Degree Type

Dissertation

Date of Award

2014

Degree Name

Doctor of Philosophy

Department

Apparel, Events and Hospitality Management

First Advisor

Sara Marcketti

Abstract

The Industrial Revolution allowed for the mechanized production of mass amounts of consumer goods including apparel. The marketplace flooded to a frenzied pace beginning in the mid nineteenth century. As such, stores evolved from the dry goods environments of the early nineteenth century to become larger in scale; the department store was born. Many historians such as William Leach have concluded that department stores contributed to the development of a distinctive American culture built upon consumption. Not only were goods available but they also were presented to consumers in a compelling aspirational environment. Shopping became the American pastime and women in particular found new social opportunities in the public sphere with hours spent in stores.

One such store that developed in this era was Bonwit Teller founded in 1895. Bonwit's was executed on the scale of a department store, but founder Paul Bonwit chose to only offer the best most luxurious fashions for a female only clientele. As a woman's place, Bonwit's particularly benefited from female leadership. This dissertation examined the history of Bonwit Teller which up until this time has remained somewhat obscure, but also documented the stories of two female presidents of the store Hortense Odlum (1934-40) and Mildred Custin (1965-70).

Without previous work experience and little education Hortense Odlum would come to Bonwit's during the Great Depression when the business was on the brink of failure. Although Odlum came to her position through her wealthy husband's acquisition of the company, she quickly proved herself a formidable leader and savvy businessperson. Women continued to shop during the Depression; however, price was a mitigating factor. Odlum worked to offer quality, fashionable attire across all price points from the best couture to the most sensible day suiting. In doing so she created new departments to accommodate her pricing strategy including the Salon de Couture, Rendezvous, Debutante and College Girls. Taking her cues from what she expected as a female shopper she also established a beauty salon in the store. To attract a male customer during the holiday season she established the 721 Club that made shopping for the women in their lives easier. Odlum also connected with her female customers and established a Consumer Advisory Committee.

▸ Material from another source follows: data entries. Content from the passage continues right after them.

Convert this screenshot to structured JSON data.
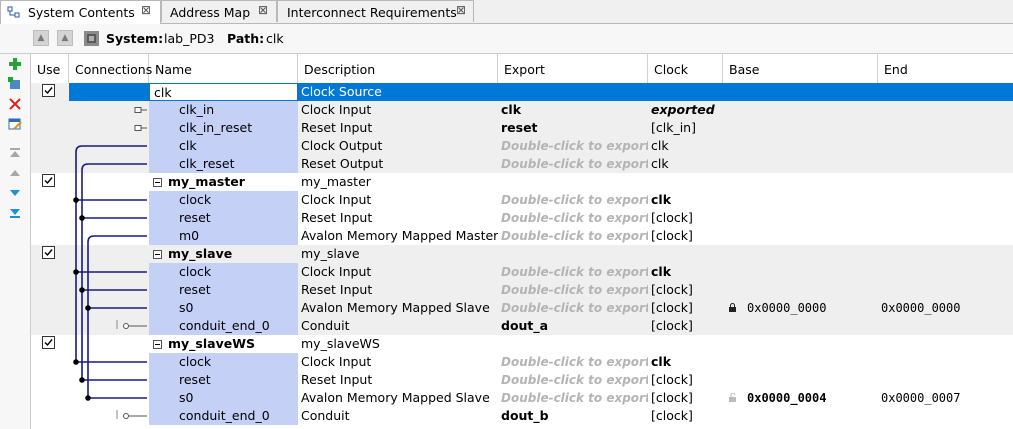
{
  "tabs": [
    {
      "label": "System Contents",
      "active": true
    },
    {
      "label": "Address Map",
      "active": false
    },
    {
      "label": "Interconnect Requirements",
      "active": false
    }
  ],
  "pathbar": {
    "system_label": "System:",
    "system_value": "lab_PD3",
    "path_label": "Path:",
    "path_value": "clk"
  },
  "columns": [
    "Use",
    "Connections",
    "Name",
    "Description",
    "Export",
    "Clock",
    "Base",
    "End"
  ],
  "rows": [
    {
      "kind": "comp",
      "name": "clk",
      "desc": "Clock Source",
      "export": "",
      "clock": "",
      "base": "",
      "end": "",
      "selected": true,
      "use": true
    },
    {
      "kind": "port",
      "name": "clk_in",
      "desc": "Clock Input",
      "export": "clk",
      "export_style": "bold",
      "clock": "exported",
      "clock_style": "exported",
      "base": "",
      "end": "",
      "conn": "open"
    },
    {
      "kind": "port",
      "name": "clk_in_reset",
      "desc": "Reset Input",
      "export": "reset",
      "export_style": "bold",
      "clock": "[clk_in]",
      "base": "",
      "end": "",
      "conn": "open"
    },
    {
      "kind": "port",
      "name": "clk",
      "desc": "Clock Output",
      "export": "Double-click to export",
      "export_style": "dbl",
      "clock": "clk",
      "base": "",
      "end": ""
    },
    {
      "kind": "port",
      "name": "clk_reset",
      "desc": "Reset Output",
      "export": "Double-click to export",
      "export_style": "dbl",
      "clock": "clk",
      "base": "",
      "end": ""
    },
    {
      "kind": "comp",
      "name": "my_master",
      "desc": "my_master",
      "export": "",
      "clock": "",
      "base": "",
      "end": "",
      "use": true
    },
    {
      "kind": "port",
      "name": "clock",
      "desc": "Clock Input",
      "export": "Double-click to export",
      "export_style": "dbl",
      "clock": "clk",
      "clock_style": "bold",
      "base": "",
      "end": ""
    },
    {
      "kind": "port",
      "name": "reset",
      "desc": "Reset Input",
      "export": "Double-click to export",
      "export_style": "dbl",
      "clock": "[clock]",
      "base": "",
      "end": ""
    },
    {
      "kind": "port",
      "name": "m0",
      "desc": "Avalon Memory Mapped Master",
      "export": "Double-click to export",
      "export_style": "dbl",
      "clock": "[clock]",
      "base": "",
      "end": ""
    },
    {
      "kind": "comp",
      "name": "my_slave",
      "desc": "my_slave",
      "export": "",
      "clock": "",
      "base": "",
      "end": "",
      "use": true
    },
    {
      "kind": "port",
      "name": "clock",
      "desc": "Clock Input",
      "export": "Double-click to export",
      "export_style": "dbl",
      "clock": "clk",
      "clock_style": "bold",
      "base": "",
      "end": ""
    },
    {
      "kind": "port",
      "name": "reset",
      "desc": "Reset Input",
      "export": "Double-click to export",
      "export_style": "dbl",
      "clock": "[clock]",
      "base": "",
      "end": ""
    },
    {
      "kind": "port",
      "name": "s0",
      "desc": "Avalon Memory Mapped Slave",
      "export": "Double-click to export",
      "export_style": "dbl",
      "clock": "[clock]",
      "base": "0x0000_0000",
      "end": "0x0000_0000",
      "lock": true
    },
    {
      "kind": "port",
      "name": "conduit_end_0",
      "desc": "Conduit",
      "export": "dout_a",
      "export_style": "bold",
      "clock": "[clock]",
      "base": "",
      "end": "",
      "conn": "open"
    },
    {
      "kind": "comp",
      "name": "my_slaveWS",
      "desc": "my_slaveWS",
      "export": "",
      "clock": "",
      "base": "",
      "end": "",
      "use": true
    },
    {
      "kind": "port",
      "name": "clock",
      "desc": "Clock Input",
      "export": "Double-click to export",
      "export_style": "dbl",
      "clock": "clk",
      "clock_style": "bold",
      "base": "",
      "end": ""
    },
    {
      "kind": "port",
      "name": "reset",
      "desc": "Reset Input",
      "export": "Double-click to export",
      "export_style": "dbl",
      "clock": "[clock]",
      "base": "",
      "end": ""
    },
    {
      "kind": "port",
      "name": "s0",
      "desc": "Avalon Memory Mapped Slave",
      "export": "Double-click to export",
      "export_style": "dbl",
      "clock": "[clock]",
      "base": "0x0000_0004",
      "base_style": "bold",
      "end": "0x0000_0007",
      "lock": true,
      "lock_open": true
    },
    {
      "kind": "port",
      "name": "conduit_end_0",
      "desc": "Conduit",
      "export": "dout_b",
      "export_style": "bold",
      "clock": "[clock]",
      "base": "",
      "end": "",
      "conn": "open"
    }
  ],
  "colors": {
    "selection": "#0078d7",
    "name_highlight": "#c4d0f6",
    "group_band": "#efefef",
    "connection_line": "#1a1a80"
  },
  "icons": {
    "toolbar": [
      "add-icon",
      "add-component-icon",
      "remove-icon",
      "edit-icon",
      "move-top-icon",
      "move-up-icon",
      "move-down-icon",
      "move-bottom-icon"
    ]
  }
}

By the time Odlum left Bonwit's in 1944 she had tripled the volume of the store and planned the company's first branch location in White Plains, New York.

Twenty-one years later Mildred Custin became the second female president of the store. The 1960s were a period of rapid cultural change. During this time, Custin introduced European designers such as Pierre Cardin, and André Courrèges to the American market and domestically she placed Calvin Klein's first major order. Custin introduced menswear to Bonwit's previously women's only assortment and subsequently fueled the spread of the Peacock Revolution in the United States. As a woman with a gentle voice, but stylish clear vision, she embraced fashion and styles of the era and led Bonwit Teller through a period of phenomenal success.

This research is important, as aside from scholarship regarding Dorothy Shaver and her career at Lord and Taylor, documentation of female leadership in retail is limited. Shaver is documented as the first female president of a major American retail firm and yet Odlum preceded her by ten years. Also, Custin started to work in the fashion retail business as early as 1928. The history of women is often abbreviated and in the case of leadership in American retail, practically ignored. This research attempted to document two of the assuredly countless untold stories and contributions of women in retail.

Copyright Owner

Michael Eugene Mamp

Language

en

File Format

application/pdf

File Size

128 pages

Share

COinS